Citing Centrality of 'Robust and Discordant Expressions' to University Life, OCR Dismisses Complaint of Anti-Semitism Against Berkeley
August 30, 2013
Last week, the Department of Education’s Office for Civil Rights (OCR) dismissed a complaint (PDF) by Jewish students against the University of California, Berkeley. The complaint had alleged that anti-Israel protests on Berkeley’s campus created a hostile environment for Jewish students.
Explaining its decision to dismiss the complaint, OCR wrote:
In the university environment, exposure to such robust and discordant expressions, even when personally offensive and hurtful, is a circumstance that a reasonable student in higher education may experience. In this context, the events that the complainants described do not constitute actionable harassment.

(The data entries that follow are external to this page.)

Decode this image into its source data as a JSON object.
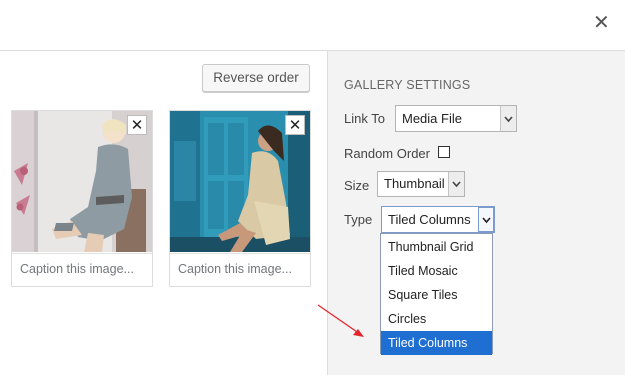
{
  "modal": {
    "close_icon": "close-icon"
  },
  "toolbar": {
    "reverse_label": "Reverse order"
  },
  "attachments": [
    {
      "caption_placeholder": "Caption this image...",
      "remove_icon": "remove-icon"
    },
    {
      "caption_placeholder": "Caption this image...",
      "remove_icon": "remove-icon"
    }
  ],
  "settings": {
    "title": "GALLERY SETTINGS",
    "link_to": {
      "label": "Link To",
      "value": "Media File"
    },
    "random_order": {
      "label": "Random Order",
      "checked": false
    },
    "size": {
      "label": "Size",
      "value": "Thumbnail"
    },
    "type": {
      "label": "Type",
      "value": "Tiled Columns",
      "options": [
        "Thumbnail Grid",
        "Tiled Mosaic",
        "Square Tiles",
        "Circles",
        "Tiled Columns"
      ],
      "highlighted": "Tiled Columns"
    }
  },
  "colors": {
    "sidebar_bg": "#f3f3f3",
    "highlight": "#1e6fd1",
    "annotation_arrow": "#e3262b"
  }
}
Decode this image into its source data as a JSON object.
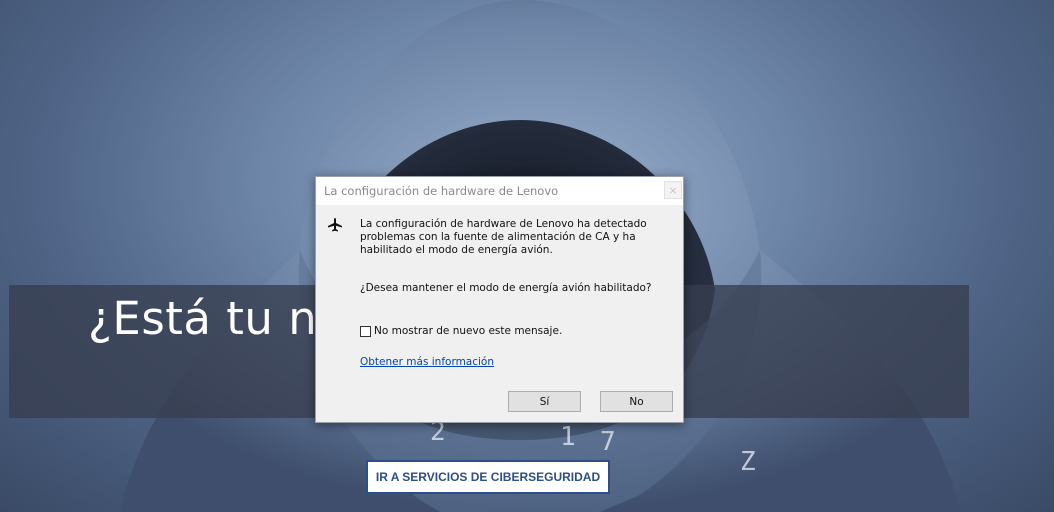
{
  "background": {
    "headline": "¿Está tu no                                  o frente a",
    "cta_label": "IR A SERVICIOS DE CIBERSEGURIDAD"
  },
  "dialog": {
    "title": "La configuración de hardware de Lenovo",
    "close_label": "×",
    "icon": "airplane-icon",
    "message": "La configuración de hardware de Lenovo ha detectado problemas con la fuente de alimentación de CA y ha habilitado el modo de energía avión.",
    "question": "¿Desea mantener el modo de energía avión habilitado?",
    "checkbox_label": "No mostrar de nuevo este mensaje.",
    "checkbox_checked": false,
    "link_text": "Obtener más información",
    "yes_label": "Sí",
    "no_label": "No"
  },
  "colors": {
    "link": "#0645ad",
    "cta_border": "#2b4f86",
    "dialog_bg": "#f0f0f0"
  }
}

It is stunning to hear OCR speak in such reverent terms about the importance of free speech on campus in light of the fact that, since 2003, OCR’s communications with universities on the subject of harassment have barely mentioned free speech at all. For example, on June 15, 2012, OCR sent Yale University a resolution letter (PDF) related to a complaint filed against Yale for, among other things, an October 2010 incident in which members of a Yale fraternity engaged in “misogynistic chanting.” In that letter, OCR wrote approvingly of the various actions Yale had taken to “address” the fraternity’s conduct, including suspending the fraternity for five years and penalizing individuals with written reprimands. Not once in its letter did OCR consider whether the fraternity pledges’ chants might have been protected speech rather than actionable harassment.
Then, of course, there’s the May 9, 2013, settlement with the University of Montana—the federal “blueprint”—in which OCR offered a dramatically expanded definition of sexual harassment without once mentioning free speech.
We hope that this new language from OCR about the importance of “robust and discordant expressions,” even when “personally offensive and hurtful,” represents a new direction for the agency’s guidance to universities on complying with its regulations while upholding students’ constitutional rights. While it would have been nice to see this language in earlier communications regarding harassment on campus, it’s better late than never.